Work request: All of the records must be given again exactly.

[[ Data shown, beginning ]]

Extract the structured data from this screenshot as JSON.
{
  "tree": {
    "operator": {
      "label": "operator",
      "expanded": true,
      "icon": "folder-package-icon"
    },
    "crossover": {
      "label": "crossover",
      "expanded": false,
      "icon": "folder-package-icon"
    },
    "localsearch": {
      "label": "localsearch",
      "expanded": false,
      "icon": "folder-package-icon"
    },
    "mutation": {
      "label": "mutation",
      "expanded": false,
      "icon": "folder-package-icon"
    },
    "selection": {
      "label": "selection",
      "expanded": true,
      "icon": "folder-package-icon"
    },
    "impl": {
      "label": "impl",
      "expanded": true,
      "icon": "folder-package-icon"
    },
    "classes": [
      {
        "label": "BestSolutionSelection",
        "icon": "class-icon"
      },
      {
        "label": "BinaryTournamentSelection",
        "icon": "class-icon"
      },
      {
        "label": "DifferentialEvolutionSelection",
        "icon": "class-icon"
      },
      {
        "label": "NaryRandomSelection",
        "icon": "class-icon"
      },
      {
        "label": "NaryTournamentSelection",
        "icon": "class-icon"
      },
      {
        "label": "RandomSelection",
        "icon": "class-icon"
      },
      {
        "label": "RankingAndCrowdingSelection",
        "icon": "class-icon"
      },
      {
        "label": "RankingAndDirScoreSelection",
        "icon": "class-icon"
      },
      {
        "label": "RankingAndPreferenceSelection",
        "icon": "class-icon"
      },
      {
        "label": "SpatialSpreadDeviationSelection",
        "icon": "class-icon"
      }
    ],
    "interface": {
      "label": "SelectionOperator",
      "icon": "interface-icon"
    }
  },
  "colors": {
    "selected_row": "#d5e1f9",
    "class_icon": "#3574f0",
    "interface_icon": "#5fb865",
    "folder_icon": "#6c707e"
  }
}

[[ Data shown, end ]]

Solution for this task:
Extract the structured data from this screenshot as JSON.
{
  "tree": {
    "operator": {
      "label": "operator",
      "expanded": true,
      "icon": "folder-package-icon"
    },
    "crossover": {
      "label": "crossover",
      "expanded": false,
      "icon": "folder-package-icon"
    },
    "localsearch": {
      "label": "localsearch",
      "expanded": false,
      "icon": "folder-package-icon"
    },
    "mutation": {
      "label": "mutation",
      "expanded": false,
      "icon": "folder-package-icon"
    },
    "selection": {
      "label": "selection",
      "expanded": true,
      "icon": "folder-package-icon"
    },
    "impl": {
      "label": "impl",
      "expanded": true,
      "icon": "folder-package-icon"
    },
    "classes": [
      {
        "label": "BestSolutionSelection",
        "icon": "class-icon"
      },
      {
        "label": "BinaryTournamentSelection",
        "icon": "class-icon"
      },
      {
        "label": "DifferentialEvolutionSelection",
        "icon": "class-icon"
      },
      {
        "label": "NaryRandomSelection",
        "icon": "class-icon"
      },
      {
        "label": "NaryTournamentSelection",
        "icon": "class-icon"
      },
      {
        "label": "RandomSelection",
        "icon": "class-icon"
      },
      {
        "label": "RankingAndCrowdingSelection",
        "icon": "class-icon"
      },
      {
        "label": "RankingAndDirScoreSelection",
        "icon": "class-icon"
      },
      {
        "label": "RankingAndPreferenceSelection",
        "icon": "class-icon"
      },
      {
        "label": "SpatialSpreadDeviationSelection",
        "icon": "class-icon"
      }
    ],
    "interface": {
      "label": "SelectionOperator",
      "icon": "interface-icon"
    }
  },
  "colors": {
    "selected_row": "#d5e1f9",
    "class_icon": "#3574f0",
    "interface_icon": "#5fb865",
    "folder_icon": "#6c707e"
  }
}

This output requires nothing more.